* Problem to solve *
The response is to be the full listing, set down exactly.
START Supplied material
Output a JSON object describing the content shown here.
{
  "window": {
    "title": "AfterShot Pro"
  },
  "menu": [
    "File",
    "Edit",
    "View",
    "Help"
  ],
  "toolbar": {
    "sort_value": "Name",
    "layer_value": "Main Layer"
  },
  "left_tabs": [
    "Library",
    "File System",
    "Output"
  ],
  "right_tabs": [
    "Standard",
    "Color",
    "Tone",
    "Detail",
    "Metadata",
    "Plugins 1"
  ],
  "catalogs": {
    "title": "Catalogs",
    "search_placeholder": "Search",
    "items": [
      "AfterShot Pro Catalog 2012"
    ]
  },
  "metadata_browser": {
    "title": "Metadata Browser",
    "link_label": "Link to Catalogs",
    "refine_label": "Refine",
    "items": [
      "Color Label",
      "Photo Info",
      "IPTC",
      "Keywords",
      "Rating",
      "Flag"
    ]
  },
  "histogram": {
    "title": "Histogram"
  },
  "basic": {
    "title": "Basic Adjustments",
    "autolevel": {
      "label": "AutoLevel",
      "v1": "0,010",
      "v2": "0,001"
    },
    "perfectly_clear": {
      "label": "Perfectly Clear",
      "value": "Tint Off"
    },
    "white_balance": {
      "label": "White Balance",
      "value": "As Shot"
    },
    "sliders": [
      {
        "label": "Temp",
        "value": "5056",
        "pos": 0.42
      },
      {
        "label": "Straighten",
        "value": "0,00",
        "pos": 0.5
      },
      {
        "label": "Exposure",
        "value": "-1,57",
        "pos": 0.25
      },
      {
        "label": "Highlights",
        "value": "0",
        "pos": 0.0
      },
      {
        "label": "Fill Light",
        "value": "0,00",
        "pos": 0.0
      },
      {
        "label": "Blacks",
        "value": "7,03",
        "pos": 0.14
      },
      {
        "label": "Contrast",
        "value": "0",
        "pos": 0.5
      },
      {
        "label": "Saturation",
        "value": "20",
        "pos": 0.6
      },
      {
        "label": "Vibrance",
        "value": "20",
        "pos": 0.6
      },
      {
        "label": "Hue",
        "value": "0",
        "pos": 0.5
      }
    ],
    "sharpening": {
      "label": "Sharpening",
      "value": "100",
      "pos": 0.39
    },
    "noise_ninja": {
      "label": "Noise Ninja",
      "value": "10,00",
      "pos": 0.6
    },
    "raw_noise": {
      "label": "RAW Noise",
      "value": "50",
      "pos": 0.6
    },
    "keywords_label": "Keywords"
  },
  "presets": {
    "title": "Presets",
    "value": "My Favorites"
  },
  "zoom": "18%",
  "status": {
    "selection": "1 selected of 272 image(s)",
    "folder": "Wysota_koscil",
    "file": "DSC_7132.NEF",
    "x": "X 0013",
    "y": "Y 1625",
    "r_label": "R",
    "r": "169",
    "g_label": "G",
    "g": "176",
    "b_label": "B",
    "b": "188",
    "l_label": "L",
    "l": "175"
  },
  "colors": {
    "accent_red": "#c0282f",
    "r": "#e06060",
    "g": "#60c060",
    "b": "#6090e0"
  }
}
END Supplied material
* The completed task *
Output a JSON object describing the content shown here.
{
  "window": {
    "title": "AfterShot Pro"
  },
  "menu": [
    "File",
    "Edit",
    "View",
    "Help"
  ],
  "toolbar": {
    "sort_value": "Name",
    "layer_value": "Main Layer"
  },
  "left_tabs": [
    "Library",
    "File System",
    "Output"
  ],
  "right_tabs": [
    "Standard",
    "Color",
    "Tone",
    "Detail",
    "Metadata",
    "Plugins 1"
  ],
  "catalogs": {
    "title": "Catalogs",
    "search_placeholder": "Search",
    "items": [
      "AfterShot Pro Catalog 2012"
    ]
  },
  "metadata_browser": {
    "title": "Metadata Browser",
    "link_label": "Link to Catalogs",
    "refine_label": "Refine",
    "items": [
      "Color Label",
      "Photo Info",
      "IPTC",
      "Keywords",
      "Rating",
      "Flag"
    ]
  },
  "histogram": {
    "title": "Histogram"
  },
  "basic": {
    "title": "Basic Adjustments",
    "autolevel": {
      "label": "AutoLevel",
      "v1": "0,010",
      "v2": "0,001"
    },
    "perfectly_clear": {
      "label": "Perfectly Clear",
      "value": "Tint Off"
    },
    "white_balance": {
      "label": "White Balance",
      "value": "As Shot"
    },
    "sliders": [
      {
        "label": "Temp",
        "value": "5056",
        "pos": 0.42
      },
      {
        "label": "Straighten",
        "value": "0,00",
        "pos": 0.5
      },
      {
        "label": "Exposure",
        "value": "-1,57",
        "pos": 0.25
      },
      {
        "label": "Highlights",
        "value": "0",
        "pos": 0.0
      },
      {
        "label": "Fill Light",
        "value": "0,00",
        "pos": 0.0
      },
      {
        "label": "Blacks",
        "value": "7,03",
        "pos": 0.14
      },
      {
        "label": "Contrast",
        "value": "0",
        "pos": 0.5
      },
      {
        "label": "Saturation",
        "value": "20",
        "pos": 0.6
      },
      {
        "label": "Vibrance",
        "value": "20",
        "pos": 0.6
      },
      {
        "label": "Hue",
        "value": "0",
        "pos": 0.5
      }
    ],
    "sharpening": {
      "label": "Sharpening",
      "value": "100",
      "pos": 0.39
    },
    "noise_ninja": {
      "label": "Noise Ninja",
      "value": "10,00",
      "pos": 0.6
    },
    "raw_noise": {
      "label": "RAW Noise",
      "value": "50",
      "pos": 0.6
    },
    "keywords_label": "Keywords"
  },
  "presets": {
    "title": "Presets",
    "value": "My Favorites"
  },
  "zoom": "18%",
  "status": {
    "selection": "1 selected of 272 image(s)",
    "folder": "Wysota_koscil",
    "file": "DSC_7132.NEF",
    "x": "X 0013",
    "y": "Y 1625",
    "r_label": "R",
    "r": "169",
    "g_label": "G",
    "g": "176",
    "b_label": "B",
    "b": "188",
    "l_label": "L",
    "l": "175"
  },
  "colors": {
    "accent_red": "#c0282f",
    "r": "#e06060",
    "g": "#60c060",
    "b": "#6090e0"
  }
}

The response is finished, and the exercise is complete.